WORK TO BE COMPLETED | The response should hold each line from the entries below where "JSON" is found.
*** DATA FOR THE TASK ***
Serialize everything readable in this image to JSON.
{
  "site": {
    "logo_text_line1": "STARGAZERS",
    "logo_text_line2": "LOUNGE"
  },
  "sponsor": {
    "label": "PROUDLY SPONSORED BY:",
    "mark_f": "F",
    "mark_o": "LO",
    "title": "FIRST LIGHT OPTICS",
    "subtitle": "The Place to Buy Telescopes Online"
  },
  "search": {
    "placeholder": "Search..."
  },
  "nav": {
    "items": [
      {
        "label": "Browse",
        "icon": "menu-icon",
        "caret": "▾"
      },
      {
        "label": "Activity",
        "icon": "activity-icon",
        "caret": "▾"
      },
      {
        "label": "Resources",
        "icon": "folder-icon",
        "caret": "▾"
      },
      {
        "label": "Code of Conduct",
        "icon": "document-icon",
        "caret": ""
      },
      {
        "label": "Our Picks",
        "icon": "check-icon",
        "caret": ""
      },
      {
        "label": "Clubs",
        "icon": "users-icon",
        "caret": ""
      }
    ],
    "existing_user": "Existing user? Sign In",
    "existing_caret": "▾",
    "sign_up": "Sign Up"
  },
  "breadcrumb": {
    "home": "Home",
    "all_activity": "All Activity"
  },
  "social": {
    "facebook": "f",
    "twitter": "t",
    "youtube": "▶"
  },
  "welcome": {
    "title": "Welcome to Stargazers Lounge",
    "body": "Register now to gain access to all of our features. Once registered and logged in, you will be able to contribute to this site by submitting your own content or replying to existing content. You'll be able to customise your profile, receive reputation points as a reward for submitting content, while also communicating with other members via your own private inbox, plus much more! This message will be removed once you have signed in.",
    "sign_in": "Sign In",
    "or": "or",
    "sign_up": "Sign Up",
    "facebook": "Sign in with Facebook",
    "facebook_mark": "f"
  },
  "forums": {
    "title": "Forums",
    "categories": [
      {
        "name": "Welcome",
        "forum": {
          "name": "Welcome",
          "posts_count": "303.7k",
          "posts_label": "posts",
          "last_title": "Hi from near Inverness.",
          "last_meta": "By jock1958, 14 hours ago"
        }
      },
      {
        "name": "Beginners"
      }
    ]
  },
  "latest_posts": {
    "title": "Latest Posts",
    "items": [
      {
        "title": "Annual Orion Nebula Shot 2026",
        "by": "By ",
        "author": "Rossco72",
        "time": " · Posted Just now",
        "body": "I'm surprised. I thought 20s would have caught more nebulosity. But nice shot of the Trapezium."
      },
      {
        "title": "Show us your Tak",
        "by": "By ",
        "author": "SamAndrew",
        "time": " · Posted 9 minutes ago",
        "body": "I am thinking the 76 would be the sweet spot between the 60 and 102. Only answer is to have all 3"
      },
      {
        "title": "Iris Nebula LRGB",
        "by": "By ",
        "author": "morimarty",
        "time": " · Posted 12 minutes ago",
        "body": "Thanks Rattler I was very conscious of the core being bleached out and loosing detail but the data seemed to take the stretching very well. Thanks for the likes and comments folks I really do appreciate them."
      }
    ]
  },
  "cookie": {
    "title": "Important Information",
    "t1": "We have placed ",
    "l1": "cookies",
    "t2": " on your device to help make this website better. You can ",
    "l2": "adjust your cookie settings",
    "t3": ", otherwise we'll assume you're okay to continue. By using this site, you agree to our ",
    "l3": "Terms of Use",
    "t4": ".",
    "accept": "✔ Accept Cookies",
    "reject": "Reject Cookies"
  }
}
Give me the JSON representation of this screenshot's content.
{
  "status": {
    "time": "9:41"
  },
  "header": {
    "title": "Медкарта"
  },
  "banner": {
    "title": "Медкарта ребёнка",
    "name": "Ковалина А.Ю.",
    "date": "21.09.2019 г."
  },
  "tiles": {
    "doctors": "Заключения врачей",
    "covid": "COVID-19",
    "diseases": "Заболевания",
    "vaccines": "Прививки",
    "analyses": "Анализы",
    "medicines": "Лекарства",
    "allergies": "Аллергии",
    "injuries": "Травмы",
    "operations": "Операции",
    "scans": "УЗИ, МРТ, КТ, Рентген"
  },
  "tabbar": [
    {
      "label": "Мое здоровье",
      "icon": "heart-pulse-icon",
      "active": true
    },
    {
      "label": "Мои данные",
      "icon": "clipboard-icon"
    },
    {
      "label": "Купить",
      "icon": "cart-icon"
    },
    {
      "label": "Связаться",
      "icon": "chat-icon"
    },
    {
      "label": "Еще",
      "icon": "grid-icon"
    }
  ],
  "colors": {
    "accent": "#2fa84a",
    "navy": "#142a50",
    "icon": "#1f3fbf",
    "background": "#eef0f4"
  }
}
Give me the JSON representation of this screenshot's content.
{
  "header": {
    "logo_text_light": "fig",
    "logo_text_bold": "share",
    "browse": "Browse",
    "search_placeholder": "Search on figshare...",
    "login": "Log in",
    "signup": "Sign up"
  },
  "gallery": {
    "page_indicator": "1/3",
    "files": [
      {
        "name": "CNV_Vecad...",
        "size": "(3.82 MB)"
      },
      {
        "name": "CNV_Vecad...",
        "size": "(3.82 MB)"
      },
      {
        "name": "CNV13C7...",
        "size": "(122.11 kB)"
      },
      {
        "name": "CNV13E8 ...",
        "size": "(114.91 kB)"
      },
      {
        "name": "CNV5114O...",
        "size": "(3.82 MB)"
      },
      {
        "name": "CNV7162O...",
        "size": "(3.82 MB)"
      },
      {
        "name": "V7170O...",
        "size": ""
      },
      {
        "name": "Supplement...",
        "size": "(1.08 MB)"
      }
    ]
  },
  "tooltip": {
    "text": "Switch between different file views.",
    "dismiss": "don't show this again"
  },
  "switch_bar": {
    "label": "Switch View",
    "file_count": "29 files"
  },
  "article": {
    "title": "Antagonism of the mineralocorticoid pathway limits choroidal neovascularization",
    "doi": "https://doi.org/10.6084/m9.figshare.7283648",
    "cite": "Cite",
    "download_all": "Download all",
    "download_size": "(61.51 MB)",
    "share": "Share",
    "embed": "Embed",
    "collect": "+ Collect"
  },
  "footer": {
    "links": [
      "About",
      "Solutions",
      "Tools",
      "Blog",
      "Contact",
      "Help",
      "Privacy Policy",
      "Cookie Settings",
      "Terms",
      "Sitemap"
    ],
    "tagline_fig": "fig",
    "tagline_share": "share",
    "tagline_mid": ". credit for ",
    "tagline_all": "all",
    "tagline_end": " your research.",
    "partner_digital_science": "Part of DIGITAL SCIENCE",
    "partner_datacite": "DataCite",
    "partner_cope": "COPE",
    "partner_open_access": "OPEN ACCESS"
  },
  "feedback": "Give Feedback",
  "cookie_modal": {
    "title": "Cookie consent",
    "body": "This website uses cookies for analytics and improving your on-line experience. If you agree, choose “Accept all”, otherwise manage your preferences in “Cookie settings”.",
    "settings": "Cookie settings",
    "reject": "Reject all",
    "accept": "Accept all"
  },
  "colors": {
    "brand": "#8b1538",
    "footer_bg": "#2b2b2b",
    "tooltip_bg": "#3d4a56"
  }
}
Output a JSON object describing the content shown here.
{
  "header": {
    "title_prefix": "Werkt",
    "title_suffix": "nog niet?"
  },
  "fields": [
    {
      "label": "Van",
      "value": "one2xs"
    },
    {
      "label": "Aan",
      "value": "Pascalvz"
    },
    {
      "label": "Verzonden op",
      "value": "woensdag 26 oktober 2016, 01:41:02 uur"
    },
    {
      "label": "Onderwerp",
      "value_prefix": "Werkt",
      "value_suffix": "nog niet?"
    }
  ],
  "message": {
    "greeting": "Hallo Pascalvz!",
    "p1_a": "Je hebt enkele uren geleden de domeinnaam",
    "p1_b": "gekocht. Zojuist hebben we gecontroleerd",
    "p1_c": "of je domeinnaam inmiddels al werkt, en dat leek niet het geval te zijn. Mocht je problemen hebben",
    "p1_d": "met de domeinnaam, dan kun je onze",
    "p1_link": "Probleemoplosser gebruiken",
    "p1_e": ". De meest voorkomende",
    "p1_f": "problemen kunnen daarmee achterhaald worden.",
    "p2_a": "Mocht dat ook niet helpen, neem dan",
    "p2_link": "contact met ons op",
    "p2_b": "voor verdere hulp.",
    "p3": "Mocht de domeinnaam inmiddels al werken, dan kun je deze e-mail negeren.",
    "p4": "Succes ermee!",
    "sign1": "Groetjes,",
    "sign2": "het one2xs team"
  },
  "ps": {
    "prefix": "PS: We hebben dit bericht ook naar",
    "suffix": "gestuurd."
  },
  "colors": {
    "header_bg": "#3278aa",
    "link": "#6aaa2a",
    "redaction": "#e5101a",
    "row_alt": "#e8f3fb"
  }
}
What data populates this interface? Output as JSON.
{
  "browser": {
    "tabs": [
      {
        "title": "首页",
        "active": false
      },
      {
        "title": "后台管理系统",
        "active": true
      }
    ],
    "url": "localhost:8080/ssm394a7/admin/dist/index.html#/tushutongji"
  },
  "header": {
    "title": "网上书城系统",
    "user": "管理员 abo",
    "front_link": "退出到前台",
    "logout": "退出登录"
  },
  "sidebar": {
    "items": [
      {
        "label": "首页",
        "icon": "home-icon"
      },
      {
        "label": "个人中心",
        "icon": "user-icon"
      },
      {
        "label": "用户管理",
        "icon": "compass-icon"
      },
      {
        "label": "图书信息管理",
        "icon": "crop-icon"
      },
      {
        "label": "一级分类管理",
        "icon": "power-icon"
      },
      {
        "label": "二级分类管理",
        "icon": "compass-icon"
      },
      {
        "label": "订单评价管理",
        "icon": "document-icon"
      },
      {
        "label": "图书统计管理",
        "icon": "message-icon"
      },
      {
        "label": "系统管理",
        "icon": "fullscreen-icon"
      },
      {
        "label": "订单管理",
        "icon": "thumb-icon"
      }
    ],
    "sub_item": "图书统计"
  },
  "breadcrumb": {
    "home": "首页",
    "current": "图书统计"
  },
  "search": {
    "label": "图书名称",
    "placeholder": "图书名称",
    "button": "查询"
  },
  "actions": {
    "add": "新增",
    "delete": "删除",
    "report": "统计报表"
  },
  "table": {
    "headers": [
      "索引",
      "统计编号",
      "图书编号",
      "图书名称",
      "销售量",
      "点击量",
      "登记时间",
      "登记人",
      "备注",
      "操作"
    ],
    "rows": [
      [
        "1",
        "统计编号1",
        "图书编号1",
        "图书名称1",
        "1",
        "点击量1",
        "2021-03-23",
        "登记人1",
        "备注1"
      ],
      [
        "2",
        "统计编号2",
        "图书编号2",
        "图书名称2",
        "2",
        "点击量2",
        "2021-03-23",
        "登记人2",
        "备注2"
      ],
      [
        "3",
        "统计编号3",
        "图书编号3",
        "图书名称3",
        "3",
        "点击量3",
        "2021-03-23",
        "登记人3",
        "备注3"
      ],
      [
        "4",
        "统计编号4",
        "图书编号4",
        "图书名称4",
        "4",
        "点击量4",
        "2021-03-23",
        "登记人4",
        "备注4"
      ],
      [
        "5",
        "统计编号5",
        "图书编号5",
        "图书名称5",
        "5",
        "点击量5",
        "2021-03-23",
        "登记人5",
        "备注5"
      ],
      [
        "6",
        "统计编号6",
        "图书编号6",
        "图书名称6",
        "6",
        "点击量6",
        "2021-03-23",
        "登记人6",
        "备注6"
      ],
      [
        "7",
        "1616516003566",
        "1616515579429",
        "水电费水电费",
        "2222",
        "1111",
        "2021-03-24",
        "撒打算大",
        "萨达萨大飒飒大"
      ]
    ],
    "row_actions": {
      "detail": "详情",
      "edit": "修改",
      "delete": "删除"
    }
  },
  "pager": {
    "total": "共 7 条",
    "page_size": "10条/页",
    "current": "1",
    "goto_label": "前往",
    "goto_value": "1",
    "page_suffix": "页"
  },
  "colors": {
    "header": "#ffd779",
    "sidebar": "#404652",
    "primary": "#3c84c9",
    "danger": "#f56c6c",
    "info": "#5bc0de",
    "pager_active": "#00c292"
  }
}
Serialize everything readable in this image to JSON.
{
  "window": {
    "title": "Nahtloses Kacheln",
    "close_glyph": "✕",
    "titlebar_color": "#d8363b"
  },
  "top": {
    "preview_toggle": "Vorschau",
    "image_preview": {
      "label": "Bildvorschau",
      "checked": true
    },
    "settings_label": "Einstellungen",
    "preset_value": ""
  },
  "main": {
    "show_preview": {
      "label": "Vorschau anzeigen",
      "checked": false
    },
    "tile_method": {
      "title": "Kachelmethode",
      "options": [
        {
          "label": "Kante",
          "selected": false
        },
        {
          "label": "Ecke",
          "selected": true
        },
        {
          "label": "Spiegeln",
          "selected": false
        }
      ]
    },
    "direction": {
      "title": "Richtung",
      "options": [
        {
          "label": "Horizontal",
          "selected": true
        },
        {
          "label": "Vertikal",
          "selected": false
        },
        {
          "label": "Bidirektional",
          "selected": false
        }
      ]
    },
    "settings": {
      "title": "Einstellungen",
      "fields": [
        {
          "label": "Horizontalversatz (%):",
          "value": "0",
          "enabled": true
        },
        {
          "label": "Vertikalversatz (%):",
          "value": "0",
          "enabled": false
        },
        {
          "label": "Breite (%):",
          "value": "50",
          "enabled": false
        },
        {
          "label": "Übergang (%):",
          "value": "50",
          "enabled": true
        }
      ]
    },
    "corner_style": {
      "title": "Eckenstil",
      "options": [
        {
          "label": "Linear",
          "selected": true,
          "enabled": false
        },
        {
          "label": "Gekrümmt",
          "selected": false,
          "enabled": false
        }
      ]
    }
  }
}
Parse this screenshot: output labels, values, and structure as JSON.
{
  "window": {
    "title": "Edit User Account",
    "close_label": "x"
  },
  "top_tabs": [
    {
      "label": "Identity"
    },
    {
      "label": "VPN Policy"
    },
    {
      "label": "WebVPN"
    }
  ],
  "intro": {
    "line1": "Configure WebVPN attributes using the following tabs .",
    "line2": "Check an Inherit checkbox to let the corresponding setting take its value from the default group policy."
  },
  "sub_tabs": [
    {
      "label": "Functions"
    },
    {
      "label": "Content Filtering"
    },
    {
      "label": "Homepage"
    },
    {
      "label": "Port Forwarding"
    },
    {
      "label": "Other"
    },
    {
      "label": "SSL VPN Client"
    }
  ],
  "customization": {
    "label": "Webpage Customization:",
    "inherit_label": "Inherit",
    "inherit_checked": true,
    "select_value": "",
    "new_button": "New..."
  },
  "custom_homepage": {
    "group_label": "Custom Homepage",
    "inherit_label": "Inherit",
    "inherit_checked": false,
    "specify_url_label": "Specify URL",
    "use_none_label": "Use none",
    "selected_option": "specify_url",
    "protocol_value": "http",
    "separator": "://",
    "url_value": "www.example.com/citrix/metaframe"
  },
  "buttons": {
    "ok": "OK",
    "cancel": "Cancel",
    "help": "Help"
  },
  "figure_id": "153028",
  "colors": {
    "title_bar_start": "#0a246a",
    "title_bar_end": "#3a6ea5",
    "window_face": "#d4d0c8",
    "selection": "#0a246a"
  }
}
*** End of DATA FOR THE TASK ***
EXERCISE OUTPUT |
Serialize everything readable in this image to JSON.
Give me the JSON representation of this screenshot's content.
Give me the JSON representation of this screenshot's content.
Output a JSON object describing the content shown here.
What data populates this interface? Output as JSON.
Serialize everything readable in this image to JSON.
Parse this screenshot: output labels, values, and structure as JSON.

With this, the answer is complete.